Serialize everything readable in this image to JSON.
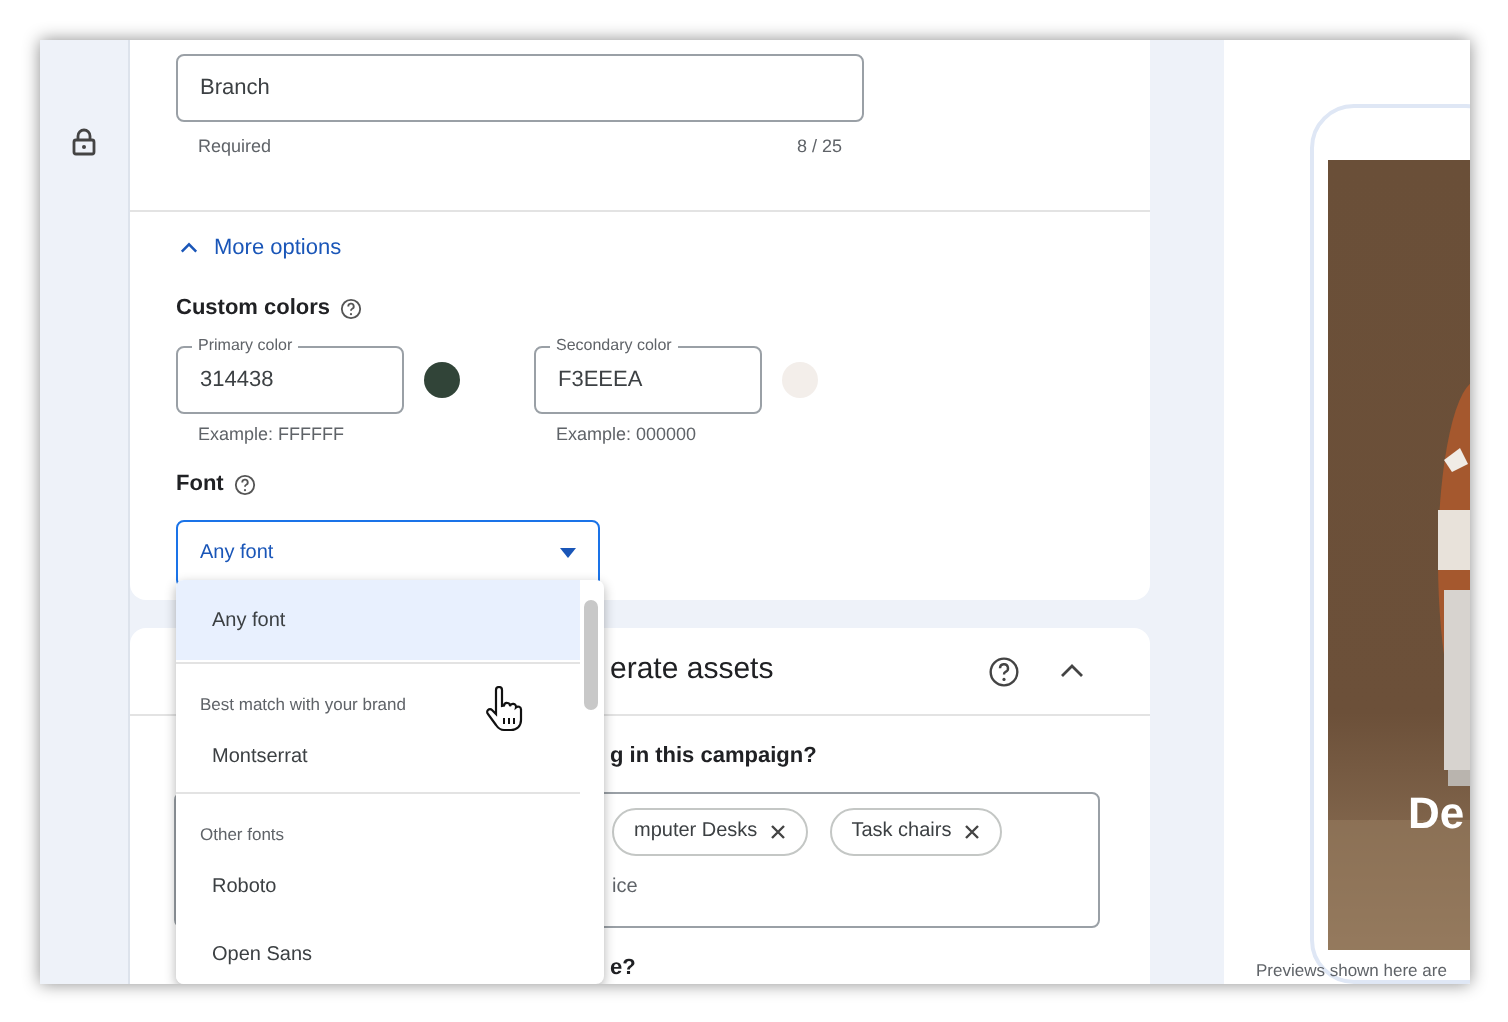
{
  "business_name_field": {
    "value": "Branch",
    "helper": "Required",
    "counter": "8 / 25"
  },
  "more_options": {
    "label": "More options",
    "expanded": true
  },
  "custom_colors": {
    "label": "Custom colors",
    "fields": [
      {
        "label": "Primary color",
        "value": "314438",
        "example": "Example: FFFFFF",
        "color": "#314438"
      },
      {
        "label": "Secondary color",
        "value": "F3EEEA",
        "example": "Example: 000000",
        "color": "#f3eeea"
      }
    ]
  },
  "font": {
    "label": "Font",
    "value": "Any font",
    "open": true,
    "options": [
      {
        "kind": "option",
        "label": "Any font",
        "selected": true
      },
      {
        "kind": "header",
        "label": "Best match with your brand"
      },
      {
        "kind": "option",
        "label": "Montserrat",
        "selected": false
      },
      {
        "kind": "header",
        "label": "Other fonts"
      },
      {
        "kind": "option",
        "label": "Roboto",
        "selected": false
      },
      {
        "kind": "option",
        "label": "Open Sans",
        "selected": false
      }
    ]
  },
  "assets_card": {
    "title": "erate assets",
    "expanded": true,
    "question": "g in this campaign?",
    "chips": [
      {
        "label": "mputer Desks"
      },
      {
        "label": "Task chairs"
      }
    ],
    "input_text": "ice",
    "next_question": "e?"
  },
  "preview": {
    "headline": "De",
    "note": "Previews shown here are"
  }
}
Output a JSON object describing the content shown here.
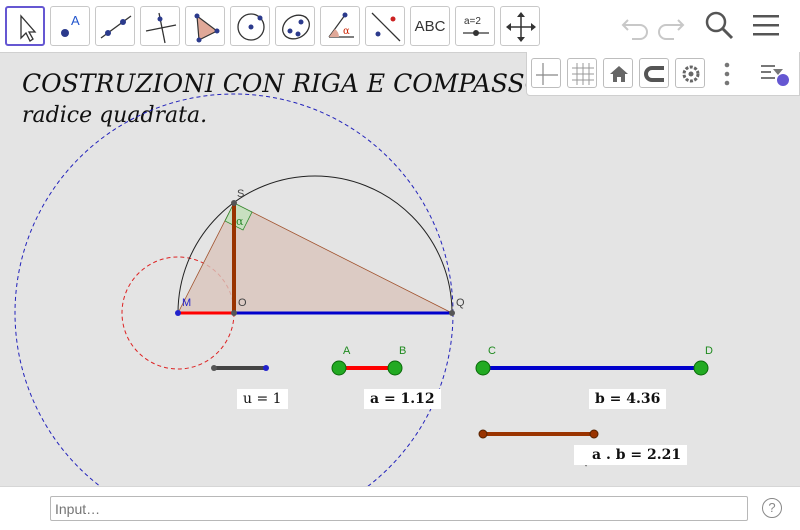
{
  "toolbar": {
    "tools": [
      {
        "id": "move",
        "name": "move-tool-icon",
        "active": true
      },
      {
        "id": "point",
        "name": "point-tool-icon",
        "active": false,
        "label": "A"
      },
      {
        "id": "line",
        "name": "line-tool-icon",
        "active": false
      },
      {
        "id": "perpendicular",
        "name": "perpendicular-line-tool-icon",
        "active": false
      },
      {
        "id": "polygon",
        "name": "polygon-tool-icon",
        "active": false
      },
      {
        "id": "circle",
        "name": "circle-tool-icon",
        "active": false
      },
      {
        "id": "ellipse",
        "name": "ellipse-tool-icon",
        "active": false
      },
      {
        "id": "angle",
        "name": "angle-tool-icon",
        "active": false,
        "label": "α"
      },
      {
        "id": "reflect",
        "name": "reflect-tool-icon",
        "active": false
      },
      {
        "id": "text",
        "name": "text-tool-icon",
        "active": false,
        "label": "ABC"
      },
      {
        "id": "slider",
        "name": "slider-tool-icon",
        "active": false,
        "label": "a=2"
      },
      {
        "id": "move-graphics",
        "name": "move-graphics-view-tool-icon",
        "active": false
      }
    ]
  },
  "title": {
    "line1": "COSTRUZIONI CON RIGA E COMPASSO:",
    "line2": "radice quadrata."
  },
  "points": {
    "S": "S",
    "M": "M",
    "O": "O",
    "Q": "Q",
    "A": "A",
    "B": "B",
    "C": "C",
    "D": "D"
  },
  "angle_label": "α",
  "values": {
    "u": "u = 1",
    "a": "a = 1.12",
    "b": "b = 4.36",
    "sqrt_ab": "a . b = 2.21"
  },
  "input": {
    "placeholder": "Input…",
    "value": ""
  },
  "help_label": "?",
  "colors": {
    "accent": "#6557d2",
    "segment_a": "#ff0000",
    "segment_b": "#0000cc",
    "segment_sqrt": "#993300",
    "segment_u": "#444444",
    "point_green": "#1e9e1e",
    "point_blue": "#2222cc",
    "canvas": "#e4e4e4"
  }
}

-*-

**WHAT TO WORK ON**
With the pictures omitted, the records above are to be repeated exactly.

**YOUR RESPONSE**
Serialize everything readable in this image to JSON.
{
  "business_name_field": {
    "value": "Branch",
    "helper": "Required",
    "counter": "8 / 25"
  },
  "more_options": {
    "label": "More options",
    "expanded": true
  },
  "custom_colors": {
    "label": "Custom colors",
    "fields": [
      {
        "label": "Primary color",
        "value": "314438",
        "example": "Example: FFFFFF",
        "color": "#314438"
      },
      {
        "label": "Secondary color",
        "value": "F3EEEA",
        "example": "Example: 000000",
        "color": "#f3eeea"
      }
    ]
  },
  "font": {
    "label": "Font",
    "value": "Any font",
    "open": true,
    "options": [
      {
        "kind": "option",
        "label": "Any font",
        "selected": true
      },
      {
        "kind": "header",
        "label": "Best match with your brand"
      },
      {
        "kind": "option",
        "label": "Montserrat",
        "selected": false
      },
      {
        "kind": "header",
        "label": "Other fonts"
      },
      {
        "kind": "option",
        "label": "Roboto",
        "selected": false
      },
      {
        "kind": "option",
        "label": "Open Sans",
        "selected": false
      }
    ]
  },
  "assets_card": {
    "title": "erate assets",
    "expanded": true,
    "question": "g in this campaign?",
    "chips": [
      {
        "label": "mputer Desks"
      },
      {
        "label": "Task chairs"
      }
    ],
    "input_text": "ice",
    "next_question": "e?"
  },
  "preview": {
    "headline": "De",
    "note": "Previews shown here are"
  }
}
Output a JSON object describing the content shown here.
{
  "toolbar": {
    "tools": [
      {
        "id": "move",
        "name": "move-tool-icon",
        "active": true
      },
      {
        "id": "point",
        "name": "point-tool-icon",
        "active": false,
        "label": "A"
      },
      {
        "id": "line",
        "name": "line-tool-icon",
        "active": false
      },
      {
        "id": "perpendicular",
        "name": "perpendicular-line-tool-icon",
        "active": false
      },
      {
        "id": "polygon",
        "name": "polygon-tool-icon",
        "active": false
      },
      {
        "id": "circle",
        "name": "circle-tool-icon",
        "active": false
      },
      {
        "id": "ellipse",
        "name": "ellipse-tool-icon",
        "active": false
      },
      {
        "id": "angle",
        "name": "angle-tool-icon",
        "active": false,
        "label": "α"
      },
      {
        "id": "reflect",
        "name": "reflect-tool-icon",
        "active": false
      },
      {
        "id": "text",
        "name": "text-tool-icon",
        "active": false,
        "label": "ABC"
      },
      {
        "id": "slider",
        "name": "slider-tool-icon",
        "active": false,
        "label": "a=2"
      },
      {
        "id": "move-graphics",
        "name": "move-graphics-view-tool-icon",
        "active": false
      }
    ]
  },
  "title": {
    "line1": "COSTRUZIONI CON RIGA E COMPASSO:",
    "line2": "radice quadrata."
  },
  "points": {
    "S": "S",
    "M": "M",
    "O": "O",
    "Q": "Q",
    "A": "A",
    "B": "B",
    "C": "C",
    "D": "D"
  },
  "angle_label": "α",
  "values": {
    "u": "u = 1",
    "a": "a = 1.12",
    "b": "b = 4.36",
    "sqrt_ab": "a . b = 2.21"
  },
  "input": {
    "placeholder": "Input…",
    "value": ""
  },
  "help_label": "?",
  "colors": {
    "accent": "#6557d2",
    "segment_a": "#ff0000",
    "segment_b": "#0000cc",
    "segment_sqrt": "#993300",
    "segment_u": "#444444",
    "point_green": "#1e9e1e",
    "point_blue": "#2222cc",
    "canvas": "#e4e4e4"
  }
}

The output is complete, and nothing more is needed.